By Allen Miller
In response to Katie Engelhart’s article, “Hey There, Sister,” Opinion, Nov. 13.
I’d like to start of by saying that I do appreciate Katie Engelhart’s opinion on the subject of Greek life. I believe that she brings up some great points and critically assesses some of the flaws in our Greek system and in the general Greek community. She represents the Greek system’s harshest critics and does so in a graphic and provocative manner. What transpired that night in Collegetown was horrendous and absolutely inexcusable. As the executive vice president-elect of the Interfraternity Council, I would like to apologize on behalf of the entire Greek community for the trauma she went through. I don’t think there is anyone among us who would condone such rude behavior.
Yet Engelhart’s method of drawing this to our attention, namely her harsh opinion article last Thursday, is both immature and offensive. Her logic is clouded, her argument biased and her criticism so broad and undisciplined that her article becomes more about personal failings than any failings within the Greek system. Viewed in that light, Engelhart’s rant almost becomes mildly entertaining. I sincerely doubt that Engelhart’s use of obscene language at Collegetown Pizza brings out her “maturity and poise.” Her bash of, or so called “sisterly advice” for, the Panhellenic Council serves only to cause further division and increase the implied rift between Greeks and non-Greeks. And I highly doubt that her belligerent attitude is the best way to give her sister “a lesson in self-assertiveness.” In trying to humiliate the Greek system, Engelhart succeeds only in humiliating herself.
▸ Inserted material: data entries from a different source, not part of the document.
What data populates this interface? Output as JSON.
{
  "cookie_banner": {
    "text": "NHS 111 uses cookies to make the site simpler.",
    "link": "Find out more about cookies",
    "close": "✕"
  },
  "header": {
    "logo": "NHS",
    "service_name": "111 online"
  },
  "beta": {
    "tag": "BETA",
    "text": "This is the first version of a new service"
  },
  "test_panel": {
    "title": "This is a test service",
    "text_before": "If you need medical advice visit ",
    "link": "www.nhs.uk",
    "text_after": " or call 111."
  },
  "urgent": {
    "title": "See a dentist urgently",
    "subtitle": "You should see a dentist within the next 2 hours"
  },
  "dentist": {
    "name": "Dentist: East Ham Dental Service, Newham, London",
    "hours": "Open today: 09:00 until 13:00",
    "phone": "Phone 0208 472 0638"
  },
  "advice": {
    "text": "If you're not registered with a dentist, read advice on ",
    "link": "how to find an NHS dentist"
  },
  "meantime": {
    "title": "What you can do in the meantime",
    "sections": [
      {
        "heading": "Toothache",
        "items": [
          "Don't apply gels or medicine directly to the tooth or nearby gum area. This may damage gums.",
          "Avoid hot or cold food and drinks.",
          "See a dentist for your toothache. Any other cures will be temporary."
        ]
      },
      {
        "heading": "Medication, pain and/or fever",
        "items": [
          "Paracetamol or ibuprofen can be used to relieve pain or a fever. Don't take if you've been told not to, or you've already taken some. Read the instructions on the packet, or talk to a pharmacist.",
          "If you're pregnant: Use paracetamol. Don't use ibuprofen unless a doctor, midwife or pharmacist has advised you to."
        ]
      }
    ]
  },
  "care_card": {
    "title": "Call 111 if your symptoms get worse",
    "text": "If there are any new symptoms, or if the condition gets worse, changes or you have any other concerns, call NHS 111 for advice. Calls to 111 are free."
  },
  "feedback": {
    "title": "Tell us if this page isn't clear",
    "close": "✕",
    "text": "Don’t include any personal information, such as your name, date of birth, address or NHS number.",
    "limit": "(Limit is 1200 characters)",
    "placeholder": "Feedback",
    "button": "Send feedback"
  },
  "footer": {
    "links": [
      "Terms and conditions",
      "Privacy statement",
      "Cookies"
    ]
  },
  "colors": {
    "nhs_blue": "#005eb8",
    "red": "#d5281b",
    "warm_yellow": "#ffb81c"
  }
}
Clearly our Greek system has suffered from flaws and setbacks over the years. We have failed time after time and the stereotypes we assume along with the negative publicity we receive have never helped. It is a sad but honest truth that the faults of a few lead to the demise of many. Yet at the same time, Greeks have brought much to this campus. From philanthropy to student government to alumni giving, Greeks get things done. And while I can’t speak for the Panhellenic Association or for the Multicultural Greek Letter Council, I do know that the current IFC executive board has worked tirelessly to better our system, to create a more unified community and to address the very issues that Engelhart brings up. Myself, President-Elect Eddie Rooker and the next IFC executive board are going to continue to do everything within our power to bring about positive change.
So I ask Engelhart, and anyone else who is reading this, to keep an open mind — to exchange the image of the stereotypical frat boy for that of the responsible fraternity man — and to open the lines of communication so that we can build back a sense of community on this campus. And if this is too much to ask for, I urge everyone to remember that we can disagree without being disagreeable. We can learn to fight the forces of fragmentation with the vision of common cause. A new breeze is blowing through this campus and better things are yet to come.
Allen Miller ’11 is executive vice president-elect of Cornell’s Interfraternity Council, which governs fraternities on campus.